President Clinton said yesterday that he wants to overhaul the government's oldest and largest set-aside program for minority contractors.
There's plenty to fix.
For many years, auditors and analysts have highlighted a litany of problems with the so-called 8(a) program administered by the Small Business Administration. The program annually funnels billions of dollars of work to companies owned by minorities and women.
The analysts have found that most SBA program work is awarded without competitive bidding, a small number of firms win the lion's share of contracts, and many minority-owned firms don't survive leaving the program because they are unprepared for marketplace competition.
"There's no question that these programs have helped to build up firms owned by minorities and women, who historically have been excluded from the old-boy networks," Mr. Clinton said. "But as with any government program, set-asides can be misapplied and misused, even intentionally abused."
Susan Au Allen, head of the U.S. Pan Asian American Chamber of Commerce, had a similar assessment: "It had a good intention but the system doesn't work well."
Launched in 1969 during the Nixon administration, the SBA's program was designed to give small, minority-owned businesses a push into the economic mainstream.
Many owners have found the program a lucrative long-term resource for their businesses.
As early as 1981, the General Accounting Office, an arm of Congress, called the program "a promise unfulfilled." Today, many of the program's flaws remain. They include:
* From the beginning, the program directed huge amounts of federal work to a small number of firms.
In fiscal year 1994, 50 firms received a quarter of the $4.4 billion in 8(a) work contracted. The companies that had federal work averaged $20 million apiece, according to the GAO. More than 2,800 firms -- 56 percent of the 5,155 qualified for the program -- won no work.
Some companies that gained a foothold in SBA contracts have clung to it for years. I-Net Inc., a Bethesda computer-services company, for example, received $126 million in SBA set-aside work between 1987 and 1993.
Procurement officers say it's easier to meet their agencies' minority-contracting goals by handing out large contracts to a small number of dependable firms.
* Meeting those minority-contracting goals also leads agencies away from the standard practice of competitive bidding.
Federal departments awarded just over $2 billion in new contracts in 1994. Only 18 percent were awarded through competitive bidding by minority-owned firms. Under the law, contracts for less than $3 million for services and $5 million for goods can be awarded without competitive bidding.

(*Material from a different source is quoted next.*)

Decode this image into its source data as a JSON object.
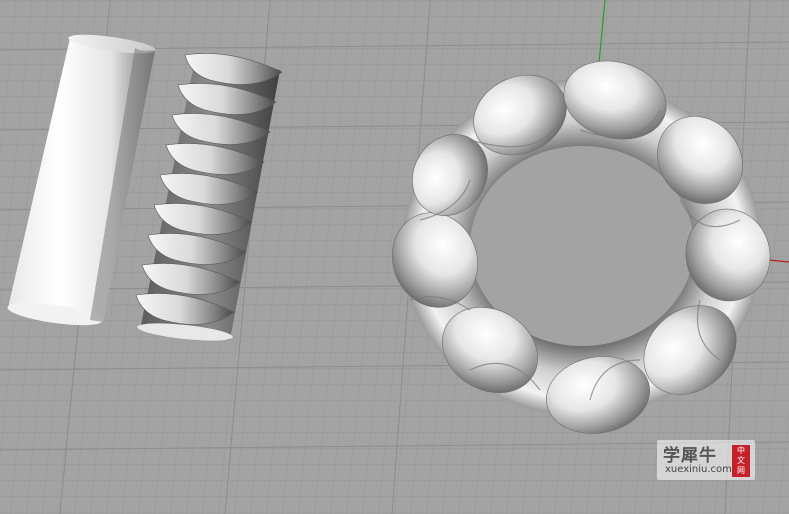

* While the SBA limits the program to "disadvantaged" business owners, some millionaires continue to receive lucrative government contracts because the SBA doesn't include their business equity in their net worth. In 1994, auditors checked 50 minority-owned companies and found 35 owners with net assets of more than $1 million.

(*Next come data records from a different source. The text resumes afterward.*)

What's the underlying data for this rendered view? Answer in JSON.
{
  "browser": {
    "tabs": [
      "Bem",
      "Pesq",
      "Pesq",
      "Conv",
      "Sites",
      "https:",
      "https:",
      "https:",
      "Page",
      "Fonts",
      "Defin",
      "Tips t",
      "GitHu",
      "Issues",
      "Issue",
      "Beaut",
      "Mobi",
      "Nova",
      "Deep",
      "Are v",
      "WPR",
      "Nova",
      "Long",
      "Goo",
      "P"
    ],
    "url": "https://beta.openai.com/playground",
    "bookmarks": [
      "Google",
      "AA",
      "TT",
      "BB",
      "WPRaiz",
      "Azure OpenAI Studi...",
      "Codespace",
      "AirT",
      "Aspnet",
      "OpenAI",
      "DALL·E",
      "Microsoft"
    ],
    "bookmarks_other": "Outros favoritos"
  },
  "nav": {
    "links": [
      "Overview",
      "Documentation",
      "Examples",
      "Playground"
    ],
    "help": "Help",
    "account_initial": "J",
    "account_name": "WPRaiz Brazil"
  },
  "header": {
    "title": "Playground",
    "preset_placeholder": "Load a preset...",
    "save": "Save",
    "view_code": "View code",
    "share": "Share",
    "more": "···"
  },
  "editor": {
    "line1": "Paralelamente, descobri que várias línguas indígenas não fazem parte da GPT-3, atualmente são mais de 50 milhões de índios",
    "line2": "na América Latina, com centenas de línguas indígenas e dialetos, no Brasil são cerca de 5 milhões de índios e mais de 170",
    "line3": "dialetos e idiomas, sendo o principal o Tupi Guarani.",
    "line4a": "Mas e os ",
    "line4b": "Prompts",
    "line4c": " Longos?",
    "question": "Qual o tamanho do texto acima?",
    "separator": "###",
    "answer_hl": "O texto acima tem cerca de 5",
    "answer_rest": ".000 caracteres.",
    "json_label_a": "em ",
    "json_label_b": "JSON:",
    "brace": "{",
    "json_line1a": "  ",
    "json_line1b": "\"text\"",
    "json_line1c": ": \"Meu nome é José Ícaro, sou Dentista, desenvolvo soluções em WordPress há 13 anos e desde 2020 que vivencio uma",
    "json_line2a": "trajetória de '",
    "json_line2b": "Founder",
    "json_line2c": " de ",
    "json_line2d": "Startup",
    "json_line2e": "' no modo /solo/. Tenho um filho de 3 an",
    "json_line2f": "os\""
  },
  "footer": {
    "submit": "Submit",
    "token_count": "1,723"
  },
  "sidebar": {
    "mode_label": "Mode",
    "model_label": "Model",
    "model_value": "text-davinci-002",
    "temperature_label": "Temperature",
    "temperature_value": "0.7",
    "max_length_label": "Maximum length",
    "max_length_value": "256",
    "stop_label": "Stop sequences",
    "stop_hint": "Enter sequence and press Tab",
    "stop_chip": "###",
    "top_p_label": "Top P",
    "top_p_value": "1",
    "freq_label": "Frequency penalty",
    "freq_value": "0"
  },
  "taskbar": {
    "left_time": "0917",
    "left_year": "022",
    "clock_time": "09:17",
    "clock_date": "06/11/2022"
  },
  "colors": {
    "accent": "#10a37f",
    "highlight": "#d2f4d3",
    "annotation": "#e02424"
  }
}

* The program has been a magnet for fraud over the years. In some cases, white male business owners created dummy corporations fronted by a woman or a minority member to qualify for the set-aside work. Mr. Clinton called for stricter enforcement of eligibility standards.
* The law allows firms to remain eligible for contracts for nine years, after which they are expected to be able to compete in the open market. But many companies falter or end up bankrupt after they leave.
A prominent Maryland example is the Stephens Engineering Co., a Prince George's County firm owned by Wallace O. Stephens. The company won several contracts through the program but suffered after it "graduated" in 1991. Earlier this spring, Gov. Parris N. Glendening, an ally of Mr. Stephens, proposed a state bailout of the firm but withdrew the idea after harsh criticism that he was aiding a political friend.
Of the 710 firms that left the program in 1993, more than 250 went out of business, 40 scaled back operations and another two dozen were purchased by non-minority owned firms, according to Minorities in Business Insider, a newsletter that tracks the program.
Despite the problems, the program continues to serve an important need, say many people involved.
"The program has provided the contracting opportunity to make it easier in the early stages for disadvantaged companies to develop," said Fernando Galaviz, owner of a Virginia firm enrolled in the SBA program and vice chairman of the National Association of 8(a) companies.
Mr. Clinton also called for a federal program to benefit businesses, whether owned by minorities or not, that locate in distressed areas.
That has not been a goal of the SBA program and only a fifth of the set-aside money goes to firms located in minority areas. Most of the money instead goes to companies in relatively affluent suburbs such as Maryland's Montgomery County.